I've been in the infidelity situation from all angled: the cheated upon, the cheater, the cheatee. My experience at the tender age of 17 as the cheated upon has clearly informed my ethics in this matter. Responsiblity counts. As the cheater, I've apologized. As the cheatee, I haven't, but I would if I was ever confronted. Maybe it's naive of me to compare two horny high school students with former NY Gov. Eliot Spitzer, a married public figure and father of three children. I do realize the two situations are not comparable at all. But I think what any "woman scorned" wants is remorse. Does that mean all call girls and strippers should apologize to the wives and girlfriends of the men who see them? No, that would be impossible. But high class call girl Ashley Dupre became famous due to Client Number Nine and surely not a day goes by where Silda Spitzer does not think about her. The ex-governor has said "I'm sorry" to his wife countless times; now Ashley Dupre really has no other choice but to show remorse as well. So I think it's responsible, respectable -- a little bit classy, even -- for Dupre to give a remorseful shout-out to scorned wife, Silda Spitzer, on 20/20. Gawker reports that during her interview with Diane Sawyer, to air on Friday, Dupre offers Silda Spitzer a simple, "I'm sorry for your pain." It's not much, but it's something. And in a situation where there don't seem to be many clear "winners," that seems to be enough.
Craigslist to cut down on the prostitution, Eliot Spitzer off the hook (so to speak), San Fransisco's Proposition K fails, Sweden to allow gay church weddings, tips for making a porn, the oddest TV couples, adoption in Arkansas, racist babies, romantic winter vacations, dreaming of infidelity, and the runaway costs for bridesmaids.
Debauchette, you might remember, is the courtesan (she prefers the term "whoretesan," heehee) and blogger, who came to national attention when Diane Sawyer interviewed her earlier this year in the wake of the Eliot Spitzer scandal. Yesterday she wrote that three of her clients have called this week to make sure she's financially solvent.

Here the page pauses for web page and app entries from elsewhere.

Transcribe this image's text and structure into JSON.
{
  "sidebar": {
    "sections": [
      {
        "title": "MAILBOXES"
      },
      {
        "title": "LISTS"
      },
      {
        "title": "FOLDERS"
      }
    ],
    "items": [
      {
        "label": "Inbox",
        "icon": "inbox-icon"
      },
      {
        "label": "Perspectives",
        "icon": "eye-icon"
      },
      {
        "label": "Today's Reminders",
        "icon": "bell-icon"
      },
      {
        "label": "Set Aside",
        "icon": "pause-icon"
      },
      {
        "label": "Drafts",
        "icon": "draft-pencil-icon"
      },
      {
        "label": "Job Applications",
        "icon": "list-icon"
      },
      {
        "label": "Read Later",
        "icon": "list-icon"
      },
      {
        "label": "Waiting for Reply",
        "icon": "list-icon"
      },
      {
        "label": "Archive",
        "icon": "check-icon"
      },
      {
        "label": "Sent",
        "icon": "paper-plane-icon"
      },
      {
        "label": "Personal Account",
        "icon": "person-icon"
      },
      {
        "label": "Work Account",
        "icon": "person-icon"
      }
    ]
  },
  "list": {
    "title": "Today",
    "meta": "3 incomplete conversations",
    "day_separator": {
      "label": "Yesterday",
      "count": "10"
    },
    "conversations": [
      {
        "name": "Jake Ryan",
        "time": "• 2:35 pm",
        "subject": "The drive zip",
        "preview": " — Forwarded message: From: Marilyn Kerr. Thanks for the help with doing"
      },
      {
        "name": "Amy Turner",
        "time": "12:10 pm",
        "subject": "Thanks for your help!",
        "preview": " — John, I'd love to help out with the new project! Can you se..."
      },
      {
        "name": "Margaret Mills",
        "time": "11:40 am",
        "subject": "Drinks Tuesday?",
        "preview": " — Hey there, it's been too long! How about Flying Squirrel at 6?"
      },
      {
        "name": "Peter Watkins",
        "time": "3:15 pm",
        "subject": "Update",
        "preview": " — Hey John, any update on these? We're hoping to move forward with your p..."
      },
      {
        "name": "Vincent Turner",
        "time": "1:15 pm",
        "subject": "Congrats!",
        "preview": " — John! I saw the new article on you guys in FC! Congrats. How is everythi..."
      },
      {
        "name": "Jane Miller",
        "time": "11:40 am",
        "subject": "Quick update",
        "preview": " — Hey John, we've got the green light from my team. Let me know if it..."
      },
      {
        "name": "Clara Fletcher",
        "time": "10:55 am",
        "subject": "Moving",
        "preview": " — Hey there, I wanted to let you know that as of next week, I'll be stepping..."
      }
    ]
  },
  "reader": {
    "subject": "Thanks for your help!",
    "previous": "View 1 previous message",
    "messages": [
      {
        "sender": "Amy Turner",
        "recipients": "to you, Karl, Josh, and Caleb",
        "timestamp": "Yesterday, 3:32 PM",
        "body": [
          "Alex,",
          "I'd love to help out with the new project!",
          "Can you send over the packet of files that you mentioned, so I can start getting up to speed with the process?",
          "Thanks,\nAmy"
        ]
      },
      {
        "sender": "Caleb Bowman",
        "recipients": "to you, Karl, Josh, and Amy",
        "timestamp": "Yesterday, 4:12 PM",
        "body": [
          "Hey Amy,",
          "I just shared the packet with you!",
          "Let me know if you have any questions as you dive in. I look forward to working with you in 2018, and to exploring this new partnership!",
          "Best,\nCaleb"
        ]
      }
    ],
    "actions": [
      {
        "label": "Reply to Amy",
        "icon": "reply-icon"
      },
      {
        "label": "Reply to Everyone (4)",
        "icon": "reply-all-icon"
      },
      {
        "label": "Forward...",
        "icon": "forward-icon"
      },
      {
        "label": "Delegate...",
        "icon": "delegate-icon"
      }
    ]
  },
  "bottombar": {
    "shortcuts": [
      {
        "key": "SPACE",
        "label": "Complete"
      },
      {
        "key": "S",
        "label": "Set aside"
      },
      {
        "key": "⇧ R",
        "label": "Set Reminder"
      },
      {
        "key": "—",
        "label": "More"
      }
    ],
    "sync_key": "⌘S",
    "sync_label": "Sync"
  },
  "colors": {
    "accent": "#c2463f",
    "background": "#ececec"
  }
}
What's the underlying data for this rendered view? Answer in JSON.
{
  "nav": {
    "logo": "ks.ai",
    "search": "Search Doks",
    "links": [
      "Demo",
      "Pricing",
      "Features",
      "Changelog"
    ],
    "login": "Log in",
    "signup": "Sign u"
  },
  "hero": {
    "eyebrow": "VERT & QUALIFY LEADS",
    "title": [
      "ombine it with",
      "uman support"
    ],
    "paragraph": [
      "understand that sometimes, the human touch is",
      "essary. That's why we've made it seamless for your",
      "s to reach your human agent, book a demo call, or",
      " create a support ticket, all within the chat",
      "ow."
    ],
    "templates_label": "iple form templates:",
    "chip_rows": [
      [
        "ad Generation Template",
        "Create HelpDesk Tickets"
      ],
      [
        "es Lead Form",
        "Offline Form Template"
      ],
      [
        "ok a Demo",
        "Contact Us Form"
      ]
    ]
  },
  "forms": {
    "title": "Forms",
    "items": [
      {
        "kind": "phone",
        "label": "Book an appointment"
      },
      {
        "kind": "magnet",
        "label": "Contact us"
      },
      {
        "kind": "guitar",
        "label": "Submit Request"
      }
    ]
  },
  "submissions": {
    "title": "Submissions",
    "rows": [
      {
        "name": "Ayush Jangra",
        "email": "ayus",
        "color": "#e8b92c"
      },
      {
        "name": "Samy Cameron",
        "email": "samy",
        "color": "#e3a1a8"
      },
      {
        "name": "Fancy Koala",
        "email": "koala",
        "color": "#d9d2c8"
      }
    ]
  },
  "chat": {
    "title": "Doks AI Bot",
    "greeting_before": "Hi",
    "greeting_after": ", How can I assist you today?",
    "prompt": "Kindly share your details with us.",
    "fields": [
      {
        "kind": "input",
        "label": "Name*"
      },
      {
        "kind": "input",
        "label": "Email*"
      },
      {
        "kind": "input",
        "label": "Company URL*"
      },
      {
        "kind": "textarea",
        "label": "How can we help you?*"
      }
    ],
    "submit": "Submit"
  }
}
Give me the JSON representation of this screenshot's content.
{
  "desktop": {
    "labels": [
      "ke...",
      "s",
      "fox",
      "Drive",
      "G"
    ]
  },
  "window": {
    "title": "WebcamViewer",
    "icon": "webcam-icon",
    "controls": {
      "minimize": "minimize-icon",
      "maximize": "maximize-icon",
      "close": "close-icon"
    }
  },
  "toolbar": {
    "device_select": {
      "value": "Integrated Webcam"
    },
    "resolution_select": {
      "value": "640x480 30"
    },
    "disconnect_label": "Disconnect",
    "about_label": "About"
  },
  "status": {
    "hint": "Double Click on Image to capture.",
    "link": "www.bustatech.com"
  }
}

In case you're wondering too, she is. "I’m fine. I saved. I saw it coming. I live modestly," she's been telling the concerned men.